Those of us non-lawyers listening to yesterday's confirmation hearings  on Judge John Roberts or reading about them in today's papers may be understandably confused about where the man stands on reproductive rights. Much of the media coverage of the hearings merely reports Roberts' repeated references to previous rulings on abortion as "settled law." And most articles reference Roberts' affirmation of a general right to privacy. (You can almost hear the implied "phew!") But when Roberts' answers are interpreted by experts on both sides of the abortion debate, a far more troubling picture emerges. Roberts is outlining a roadmap to reversing Roe .
<!--StartFragment -->"John Roberts Provides Basis for Reversing Roe v. Wade Abortion Case" gushed LifeNews.com  yesterday.
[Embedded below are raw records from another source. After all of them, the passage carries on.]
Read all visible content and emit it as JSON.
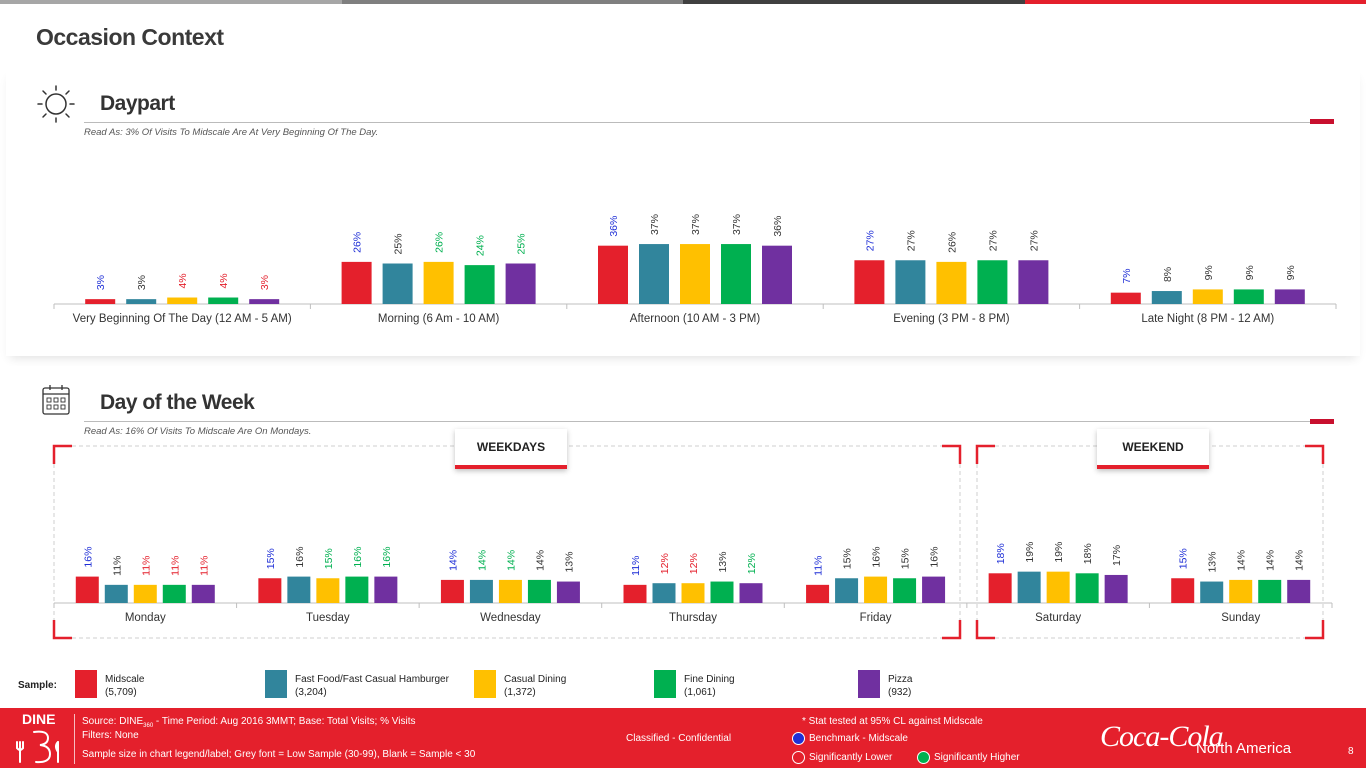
{
  "page": {
    "title": "Occasion Context",
    "topbar_colors": [
      "#a6a6a6",
      "#7f7f7f",
      "#404040",
      "#e4202c"
    ]
  },
  "daypart": {
    "title": "Daypart",
    "read_as": "Read As: 3% Of Visits To Midscale Are At Very Beginning Of The Day."
  },
  "dow": {
    "title": "Day of the Week",
    "read_as": "Read As: 16% Of Visits To Midscale Are On Mondays.",
    "weekdays_label": "WEEKDAYS",
    "weekend_label": "WEEKEND"
  },
  "chart_data": [
    {
      "type": "bar",
      "categories": [
        "Very Beginning Of The Day (12 AM - 5 AM)",
        "Morning (6 Am - 10 AM)",
        "Afternoon (10 AM - 3 PM)",
        "Evening (3 PM - 8 PM)",
        "Late Night (8 PM - 12 AM)"
      ],
      "series": [
        {
          "name": "Midscale",
          "values": [
            3,
            26,
            36,
            27,
            7
          ]
        },
        {
          "name": "Fast Food/Fast Casual Hamburger",
          "values": [
            3,
            25,
            37,
            27,
            8
          ]
        },
        {
          "name": "Casual Dining",
          "values": [
            4,
            26,
            37,
            26,
            9
          ]
        },
        {
          "name": "Fine Dining",
          "values": [
            4,
            24,
            37,
            27,
            9
          ]
        },
        {
          "name": "Pizza",
          "values": [
            3,
            25,
            36,
            27,
            9
          ]
        }
      ],
      "data_labels": [
        [
          "3%",
          "3%",
          "4%",
          "4%",
          "3%"
        ],
        [
          "26%",
          "25%",
          "26%",
          "24%",
          "25%"
        ],
        [
          "36%",
          "37%",
          "37%",
          "37%",
          "36%"
        ],
        [
          "27%",
          "27%",
          "26%",
          "27%",
          "27%"
        ],
        [
          "7%",
          "8%",
          "9%",
          "9%",
          "9%"
        ]
      ],
      "label_colors": [
        [
          "#1f2fd6",
          "#333333",
          "#e4202c",
          "#e4202c",
          "#e4202c"
        ],
        [
          "#1f2fd6",
          "#333333",
          "#00b050",
          "#00b050",
          "#00b050"
        ],
        [
          "#1f2fd6",
          "#333333",
          "#333333",
          "#333333",
          "#333333"
        ],
        [
          "#1f2fd6",
          "#333333",
          "#333333",
          "#333333",
          "#333333"
        ],
        [
          "#1f2fd6",
          "#333333",
          "#333333",
          "#333333",
          "#333333"
        ]
      ],
      "ylim": [
        0,
        100
      ]
    },
    {
      "type": "bar",
      "categories": [
        "Monday",
        "Tuesday",
        "Wednesday",
        "Thursday",
        "Friday",
        "Saturday",
        "Sunday"
      ],
      "series": [
        {
          "name": "Midscale",
          "values": [
            16,
            15,
            14,
            11,
            11,
            18,
            15
          ]
        },
        {
          "name": "Fast Food/Fast Casual Hamburger",
          "values": [
            11,
            16,
            14,
            12,
            15,
            19,
            13
          ]
        },
        {
          "name": "Casual Dining",
          "values": [
            11,
            15,
            14,
            12,
            16,
            19,
            14
          ]
        },
        {
          "name": "Fine Dining",
          "values": [
            11,
            16,
            14,
            13,
            15,
            18,
            14
          ]
        },
        {
          "name": "Pizza",
          "values": [
            11,
            16,
            13,
            12,
            16,
            17,
            14
          ]
        }
      ],
      "data_labels": [
        [
          "16%",
          "11%",
          "11%",
          "11%",
          "11%"
        ],
        [
          "15%",
          "16%",
          "15%",
          "16%",
          "16%"
        ],
        [
          "14%",
          "14%",
          "14%",
          "14%",
          "13%"
        ],
        [
          "11%",
          "12%",
          "12%",
          "13%",
          "12%"
        ],
        [
          "11%",
          "15%",
          "16%",
          "15%",
          "16%"
        ],
        [
          "18%",
          "19%",
          "19%",
          "18%",
          "17%"
        ],
        [
          "15%",
          "13%",
          "14%",
          "14%",
          "14%"
        ]
      ],
      "label_colors": [
        [
          "#1f2fd6",
          "#333333",
          "#e4202c",
          "#e4202c",
          "#e4202c"
        ],
        [
          "#1f2fd6",
          "#333333",
          "#00b050",
          "#00b050",
          "#00b050"
        ],
        [
          "#1f2fd6",
          "#00b050",
          "#00b050",
          "#333333",
          "#333333"
        ],
        [
          "#1f2fd6",
          "#e4202c",
          "#e4202c",
          "#333333",
          "#00b050"
        ],
        [
          "#1f2fd6",
          "#333333",
          "#333333",
          "#333333",
          "#333333"
        ],
        [
          "#1f2fd6",
          "#333333",
          "#333333",
          "#333333",
          "#333333"
        ],
        [
          "#1f2fd6",
          "#333333",
          "#333333",
          "#333333",
          "#333333"
        ]
      ],
      "ylim": [
        0,
        100
      ]
    }
  ],
  "legend": {
    "sample_label": "Sample:",
    "items": [
      {
        "name": "Midscale",
        "n": "(5,709)",
        "color": "#e4202c"
      },
      {
        "name": "Fast Food/Fast Casual Hamburger",
        "n": "(3,204)",
        "color": "#31859c"
      },
      {
        "name": "Casual Dining",
        "n": "(1,372)",
        "color": "#ffc000"
      },
      {
        "name": "Fine Dining",
        "n": "(1,061)",
        "color": "#00b050"
      },
      {
        "name": "Pizza",
        "n": "(932)",
        "color": "#7030a0"
      }
    ]
  },
  "footer": {
    "logo": "DINE",
    "source_prefix": "Source: DINE",
    "source_sub": "360",
    "source_rest": " - Time Period: Aug 2016 3MMT; Base: Total Visits; % Visits",
    "filters": "Filters: None",
    "sample_note": "Sample size in chart legend/label;  Grey font = Low Sample (30-99), Blank = Sample < 30",
    "classified": "Classified - Confidential",
    "stat_note": "* Stat tested at 95% CL against Midscale",
    "benchmark": "Benchmark - Midscale",
    "sig_lower": "Significantly Lower",
    "sig_higher": "Significantly Higher",
    "brand": "Coca-Cola",
    "region": "North America",
    "page_number": "8"
  }
}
And the Family Research Council "applauded"  Roberts' responses to questions about Roe. ConfirmThem.com  —the conservative website that tracks judicial confirmation issues (slogan: God Save the United States and this Honorable Court )—posted several entries describing their delight with Roberts' answers on Roe specifically  and privacy  generally, including this ebullient post:
<!--StartFragment -->A top-flight, leading conservative pro-life lawyer with a vibrant Supreme Court practice whose name most readers of this forum would know just walked into the room where I’m sitting. He was thrilled about Roberts’ answers during the dialogue with Specter and indicated his strong approval and endorsement. He explained that Roberts’s answer was carefully framed to provide a basis for revisiting and overturning Roe in the future . Specifically, he indicated that Roberts said that precedent could be overturned on the basis of changing circumstances. [emphasis mine]
Many moderates and liberals expressed relief over Roberts' repeated assurances that he would abide bystare decisis  . On Democracy Now  this morning, NOW's Kim Gandy explained why it's wrong to give too much weight to those statements as they relate to his views on reproductive rights. Gandy argued that Roberts' statements that previous abortion rulings deserve respect under stare decisis are meaningless. He's merely indicating his recognition for settled law, not an agreement with the substance of that law, she explained. And viewed in light of what Roberts described as the factors he believes are the basis for reversing settled law—erosion, workability, reliance, extensive disagreement—Gandy sees much to fret over in his answers.
The National Women's Law Center's blog NominationWatch  offers a useful dissection of Roberts' answers about reversing settled law here . The bloggers at NWLC agree with Gandy that Roberts' testimony, while evasive and ambiguous, is laying out what Gandy calls a "roadmap for overruling Roe ."